Tropical Storm Isaias: Lone open shelter in Volusia County closes due to lack of demand

Storm not expected to strengthen into hurricane

Hurricane shelters need to adjust to housing people during pandemic

VOLUSIA COUNTY, Fla. – The last remaining open shelter in Volusia County has closed due to a lack of demand as Tropical Storm Isaias approaches Central Florida.

Officials announced Sunday around 3:30 p.m. that the lone open shelter at Galaxy Middle School would close

In an update Saturday afternoon, Gov. Ron DeSantis said parts of Florida could begin to feel Isaias’ impacts as soon as Saturday night.

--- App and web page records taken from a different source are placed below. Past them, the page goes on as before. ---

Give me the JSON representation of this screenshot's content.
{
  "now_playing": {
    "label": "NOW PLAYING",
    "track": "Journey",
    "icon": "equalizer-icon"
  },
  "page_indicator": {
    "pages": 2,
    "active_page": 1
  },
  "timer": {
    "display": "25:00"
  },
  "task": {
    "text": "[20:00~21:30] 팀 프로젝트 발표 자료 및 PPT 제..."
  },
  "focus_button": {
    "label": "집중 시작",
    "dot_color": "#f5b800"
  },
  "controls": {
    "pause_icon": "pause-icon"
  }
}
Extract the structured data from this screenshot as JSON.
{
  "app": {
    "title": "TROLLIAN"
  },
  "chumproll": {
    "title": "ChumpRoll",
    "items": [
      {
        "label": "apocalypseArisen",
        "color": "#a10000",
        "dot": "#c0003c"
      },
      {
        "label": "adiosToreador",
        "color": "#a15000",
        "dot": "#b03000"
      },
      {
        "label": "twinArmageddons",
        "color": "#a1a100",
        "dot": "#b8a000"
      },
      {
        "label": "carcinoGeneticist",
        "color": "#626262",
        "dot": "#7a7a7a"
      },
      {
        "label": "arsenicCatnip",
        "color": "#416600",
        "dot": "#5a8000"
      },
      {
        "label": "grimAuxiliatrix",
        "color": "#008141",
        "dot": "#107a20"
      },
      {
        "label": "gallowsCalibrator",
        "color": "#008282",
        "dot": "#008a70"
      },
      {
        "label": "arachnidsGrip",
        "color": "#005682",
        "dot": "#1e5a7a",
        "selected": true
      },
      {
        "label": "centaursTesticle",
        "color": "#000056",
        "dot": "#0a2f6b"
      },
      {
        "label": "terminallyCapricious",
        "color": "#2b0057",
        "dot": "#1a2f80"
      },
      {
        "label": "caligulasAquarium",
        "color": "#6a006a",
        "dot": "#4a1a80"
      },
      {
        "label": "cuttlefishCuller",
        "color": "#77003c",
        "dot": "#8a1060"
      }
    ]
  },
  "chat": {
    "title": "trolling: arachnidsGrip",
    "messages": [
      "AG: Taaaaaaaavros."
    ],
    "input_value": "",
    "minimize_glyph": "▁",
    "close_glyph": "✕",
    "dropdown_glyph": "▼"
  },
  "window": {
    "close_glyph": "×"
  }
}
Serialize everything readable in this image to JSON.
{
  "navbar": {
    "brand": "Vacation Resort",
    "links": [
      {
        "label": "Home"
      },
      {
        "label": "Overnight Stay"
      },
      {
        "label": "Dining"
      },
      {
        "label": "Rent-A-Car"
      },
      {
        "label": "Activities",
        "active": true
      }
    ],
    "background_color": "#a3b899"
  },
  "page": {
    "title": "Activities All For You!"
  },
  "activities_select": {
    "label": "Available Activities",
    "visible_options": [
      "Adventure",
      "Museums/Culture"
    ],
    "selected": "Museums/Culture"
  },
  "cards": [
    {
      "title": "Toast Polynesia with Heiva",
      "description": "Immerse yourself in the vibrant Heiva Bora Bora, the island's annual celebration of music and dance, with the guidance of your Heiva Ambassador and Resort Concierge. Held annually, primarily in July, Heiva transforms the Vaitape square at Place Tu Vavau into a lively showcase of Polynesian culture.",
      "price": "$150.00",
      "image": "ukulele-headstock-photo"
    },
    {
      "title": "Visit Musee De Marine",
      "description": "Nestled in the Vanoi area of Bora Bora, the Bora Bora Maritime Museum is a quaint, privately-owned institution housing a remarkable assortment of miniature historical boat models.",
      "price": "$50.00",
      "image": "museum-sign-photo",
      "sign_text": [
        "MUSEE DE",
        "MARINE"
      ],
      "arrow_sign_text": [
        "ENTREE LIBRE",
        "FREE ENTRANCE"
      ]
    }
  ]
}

Volusia County officials said in a news release Saturday afternoon that a number of shelters would open Sunday for people with special needs and those who can’t stay home or don’t have a place to go to ride out the storm. If possible, sheltering in place is encouraged, officials said.

However, on Sunday afternoon the county closed some of the shelters due to low demand.

“With few if any residents showing up needing alternative accommodations to ride out Tropical Storm Isaias, Volusia County has closed three of its public shelters,” the county said in a statement.

Officials said by noon three of the shelters in DeLand were practically empty.

[VOLUSIA COUNTY STORM GUIDE: Everything residents need to know before a storm]

The remaining shelter was located at Galaxy Middle School, at 2400 Eustace Ave. It closed as well hours after the other three shut their doors.

News 6 spoke to school officials at DeLand High School after it opened as a shelter Sunday morning. The shelter was among those the county later closed.

Melissa Carr, the principal of DeLand High School, said during prior hurricanes the school can normally house 450 evacuees, but because of the COVID-19 pandemic and social distancing measures they can only take in about half of that.

She adds there are certain things you will want to bring with you if you go to an emergency shelter.

"Definitely bring a mask. You want to bring a pillow, blanket, snacks, and personal toiletries," Carr said.

School officials said they aren't sure how many people are going to seek shelter, but they said they are ready to help those who need it.

"The storm downgraded, so we don't know how many people are going to feel the need to leave their homes," Gabriel Berrio, the assistant superintendent for high schools said. "But Volusia County and Volusia County Schools are ready to take in whoever needs the space."

Because of the pandemic, county officials are taking extra safety precautions at all of the shelters. If you go to a shelter, you will be required to wear a mask, get your temperature checked, and practice social distancing.


Also due to the storm, Votran has temporarily suspended operations effective at 3 p.m. Sunday.

“Barring any unforeseen circumstances, Votran is expected to resume normal operations on Monday after the storm has moved out of the area,” a news release read.

What to pack

Face coverings are required at all shelters and residents must undergo a wellness assessment before they’re allowed to enter, according to the release.

Anyone who does not feel well or thinks they may have been exposed to COVID-19 should not go to a shelter.

Residents who do plan to stay at one of the county’s shelters should make their final storm preparations on Saturday, officials said in the release. Those staying at a shelter should arrive prepared with supplies for themselves, family members and pets.

According to the release, evacuees may stay at the shelters for 24 to 36 hours but since space is limited, residents are asked to pack essential items only.

Here’s a packing list provided by the county:

  • Government issued ID
  • Snacks, comfort food and special dietary food
  • Bottled water
  • Foldable beach chair, bedding, pillow and blanket
  • Extra clothing
  • Medications and medical supplies, including prescription medications, eyeglasses and dentures
  • Charged cellphone
  • Ear plugs
  • Oxygen supplies (if going to a special needs shelter, bring your oxygen concentrator)
  • Toiletry items
  • Flashlight and batteries
  • Diapers and other necessities for infants and the elderly
  • Time occupiers such as books, magazines, board games and cards

Click here for a complete breakdown of everything Volusia County residents need to know ahead of a storm. Visit for tips to prepare.